This play isn’t as egregious as the others, but once again you see an opportunity to convert on third down foiled by the QB’s ineptitude. The Dolphins run a three-tiered slant against zone, and Tannehill has the opportunity to hit at least two of them. Nonetheless, Tannehill holds onto the ball and eventually gets sacked, when once again the defense had given him a good chance to convert.
How can you miss this throw? Remember the stats from the game for Tannehill.
Adam Gase goes for the kill shot here, and gets a receiver with at least 2 steps ahead of the nearest defender, and Tannehill flat out misses him. The Jets are caught in a zone defense here with the safety turned around to the wrong side. It’s clear the corner-back expects safety help over the top, but it never materializes as the safety goes towards the middle of the field. If the safety doesn’t go over to the middle of the field, then the slot receiver from the right side of the formation is going to open for a sizable gain. If the safety doesn’t go to the middle of the field, but Jamal Adams takes the slot receiver over the top, then the outside receiver from the right side of the field is going to be open down the sideline. You can see how the progression is set up from left to right for Tannehill, but he has his first option wide open. It’s a great set up by the Dolphins, especially because Todd Bowles is playing “What would I do” defense and expecting a run up the middle with the lead.

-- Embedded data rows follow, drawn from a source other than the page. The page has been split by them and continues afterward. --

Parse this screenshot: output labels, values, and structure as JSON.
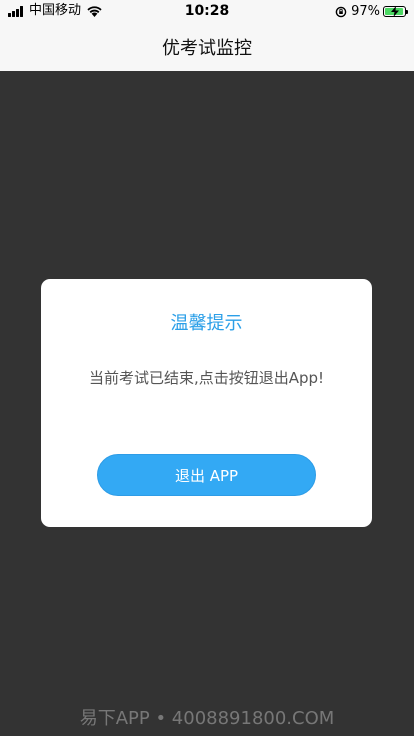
{
  "status_bar": {
    "carrier": "中国移动",
    "time": "10:28",
    "battery_percent": "97%",
    "battery_level": 0.97
  },
  "nav": {
    "title": "优考试监控"
  },
  "dialog": {
    "title": "温馨提示",
    "message": "当前考试已结束,点击按钮退出App!",
    "button_label": "退出 APP"
  },
  "watermark": "易下APP • 4008891800.COM",
  "colors": {
    "accent": "#33a9f4",
    "title_blue": "#2b9fe8",
    "overlay": "#333333"
  }
}
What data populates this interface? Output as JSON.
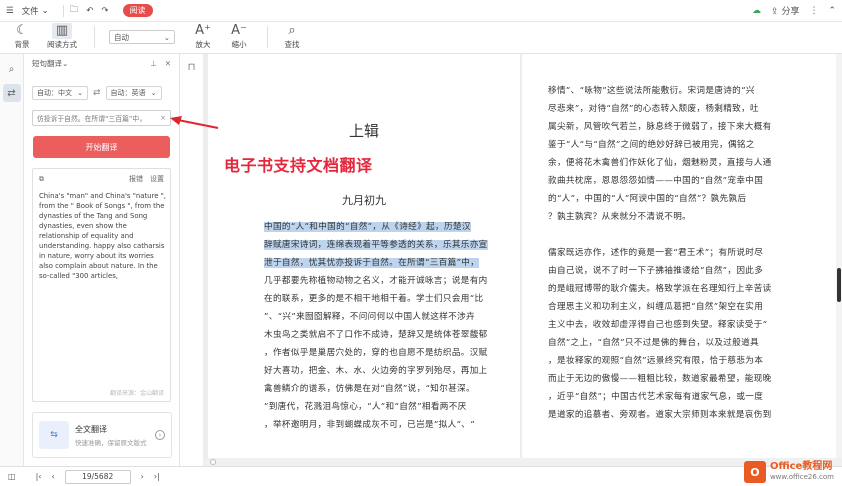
{
  "menubar": {
    "file": "文件",
    "mode_badge": "阅读",
    "share": "分享"
  },
  "ribbon": {
    "background": "背景",
    "reading_mode": "阅读方式",
    "zoom_value": "自动",
    "zoom_in": "放大",
    "zoom_out": "缩小",
    "find": "查找"
  },
  "panel": {
    "title": "短句翻译",
    "source_lang": "自动：中文",
    "target_lang": "自动：英语",
    "source_text": "仿投诉于自然。在所谓“三百篇”中，",
    "translate_button": "开始翻译",
    "report": "报错",
    "settings": "设置",
    "result": "China's \"man\" and China's \"nature \", from the \" Book of Songs \", from the dynasties of the Tang and Song dynasties, even show the relationship of equality and understanding. happy also catharsis in nature, worry about its worries also complain about nature. In the so-called \"300 articles,",
    "result_source": "翻译来源：金山翻译",
    "full_translate_title": "全文翻译",
    "full_translate_desc": "快速准确，保留原文版式"
  },
  "annotation": {
    "title": "电子书支持文档翻译"
  },
  "page_left": {
    "chapter": "上辑",
    "section": "九月初九",
    "lines": [
      {
        "hl": "中国的“人”和中国的“自然”，从《诗经》起，历楚汉",
        "rest": ""
      },
      {
        "hl": "辞赋唐宋诗词，连绵表现着平等参透的关系，乐其乐亦宣",
        "rest": ""
      },
      {
        "hl": "泄于自然，忧其忧亦投诉于自然。在所谓“三百篇”中，",
        "rest": ""
      },
      {
        "hl": "",
        "rest": "几乎都要先称植物动物之名义，才能开诚咏言；说是有内"
      },
      {
        "hl": "",
        "rest": "在的联系，更多的是不相干地相干着。学士们只会用“比"
      },
      {
        "hl": "",
        "rest": "”、“兴”来囫囵解释，不问问何以中国人就这样不涉卉"
      },
      {
        "hl": "",
        "rest": "木虫鸟之类就启不了口作不成诗，楚辞又是统体苍翠馥郁"
      },
      {
        "hl": "",
        "rest": "，作者似乎是巢居穴处的，穿的也自愿不是纺织品。汉赋"
      },
      {
        "hl": "",
        "rest": "好大喜功，把金、木、水、火边旁的字罗列殆尽，再加上"
      },
      {
        "hl": "",
        "rest": "禽兽鳞介的谱系，仿佛是在对“自然”说，“知尔甚深。"
      },
      {
        "hl": "",
        "rest": "”到唐代，花溅泪鸟惊心，“人”和“自然”相看两不厌"
      },
      {
        "hl": "",
        "rest": "，举杯邀明月，非到蝴蝶成灰不可，已岂是“拟人”、“"
      }
    ]
  },
  "page_right": {
    "para1": [
      "移情”、“咏物”这些说法所能敷衍。宋词是唐诗的“兴",
      "尽悲来”，对待“自然”的心态转入颓废，杨剩精致，吐",
      "属尖新，风管吹气若兰，脉息终于微弱了，接下来大概有",
      "鉴于“人”与“自然”之间的绝妙好辞已被用完，偶铭之",
      "余，便将花木禽兽们作妖化了仙，烟魅粉灵，直接与人通",
      "款曲共枕席，恩恩怨怨如情——中国的“自然”宠幸中国",
      "的“人”，中国的“人”阿谀中国的“自然”？孰先孰后",
      "？孰主孰宾？从来就分不清说不明。"
    ],
    "para2": [
      "儒家既远亦作，述作的竟是一套“君王术”；有所说时尽",
      "由自己说，说不了时一下子拂袖推诿给“自然”，因此多",
      "的是峨冠博带的耿介儒夫。格致学派在名理知行上辛苦读",
      "合理思主义和功利主义，纠缠瓜葛把“自然”架空在实用",
      "主义中去，收效却虚浮得自己也感到失望。释家读受于“",
      "自然”之上，“自然”只不过是佛的舞台，以及过般道具",
      "，是妆释家的观照“自然”远景终究有限，恰于慈悲为本",
      "而止于无边的傲慢——粗粗比较，数道家最希望，能现晚",
      "，近乎“自然”；中国古代艺术家每有道家气息，或一度",
      "是道家的追慕者、旁观者。道家大宗师则本来就是哀伤到"
    ]
  },
  "statusbar": {
    "page": "19/5682"
  },
  "watermark": {
    "brand": "Office教程网",
    "url": "www.office26.com"
  }
}
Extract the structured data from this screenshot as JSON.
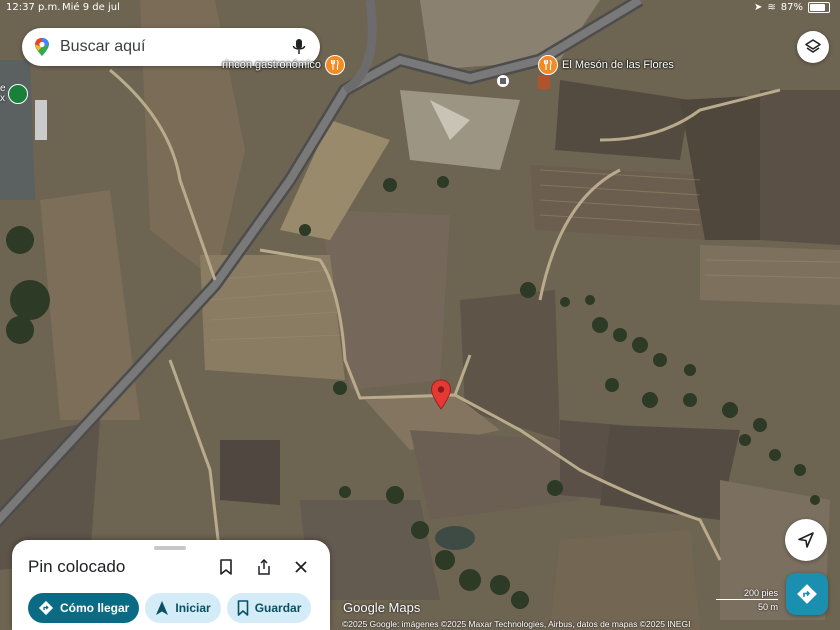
{
  "status_bar": {
    "time": "12:37 p.m.",
    "date": "Mié 9 de jul",
    "battery": "87%"
  },
  "search": {
    "placeholder": "Buscar aquí"
  },
  "pois": [
    {
      "name": "rincon gastronómico"
    },
    {
      "name": "El Mesón de las Flores"
    }
  ],
  "partial_label": "e\nx",
  "sheet": {
    "title": "Pin colocado",
    "actions": {
      "directions": "Cómo llegar",
      "start": "Iniciar",
      "save": "Guardar"
    }
  },
  "map": {
    "brand": "Google Maps",
    "attribution": "©2025 Google: imágenes ©2025 Maxar Technologies, Airbus, datos de mapas ©2025 INEGI",
    "scale": {
      "imperial": "200 pies",
      "metric": "50 m"
    }
  },
  "icons": {
    "maps_logo": "google-maps-pin-icon",
    "mic": "mic-icon",
    "layers": "layers-icon",
    "location": "navigation-arrow-icon",
    "directions": "directions-icon",
    "bookmark": "bookmark-icon",
    "share": "share-icon",
    "close": "close-icon",
    "pin": "red-pin-icon"
  },
  "colors": {
    "pin": "#e53935",
    "primary_chip": "#0b6b84",
    "secondary_chip": "#d3ecf7",
    "poi": "#f28b22"
  }
}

Adam Gase is not perfect by any means, as we will explore later in the off-season. However, his offensive system was extremely limited by the inability of Ryan Tannehill to make post-snap reads, which thwarted numerous opportunities for easy yardage and first downs. I’m not making the argument that Gase would be the poster child for offensive innovation with a good QB, but judging by purely stats is an empty exercise. Tannehill has the physical ability to make every throw in the book, and enough mobility to be a threat in the running game, but his play recognition is definitely not up to standard. These are just two games I’ve looked at, since Jets fans are familiar with both of the defenses. I’ll look at other games from this past season as the off-season rolls on to highlight the reason why Miami might trade up in the upcoming draft for a QB. Furthermore, we will examine some of the shortcomings of Gase’s passing offense as well because he certainly wasn’t perfect.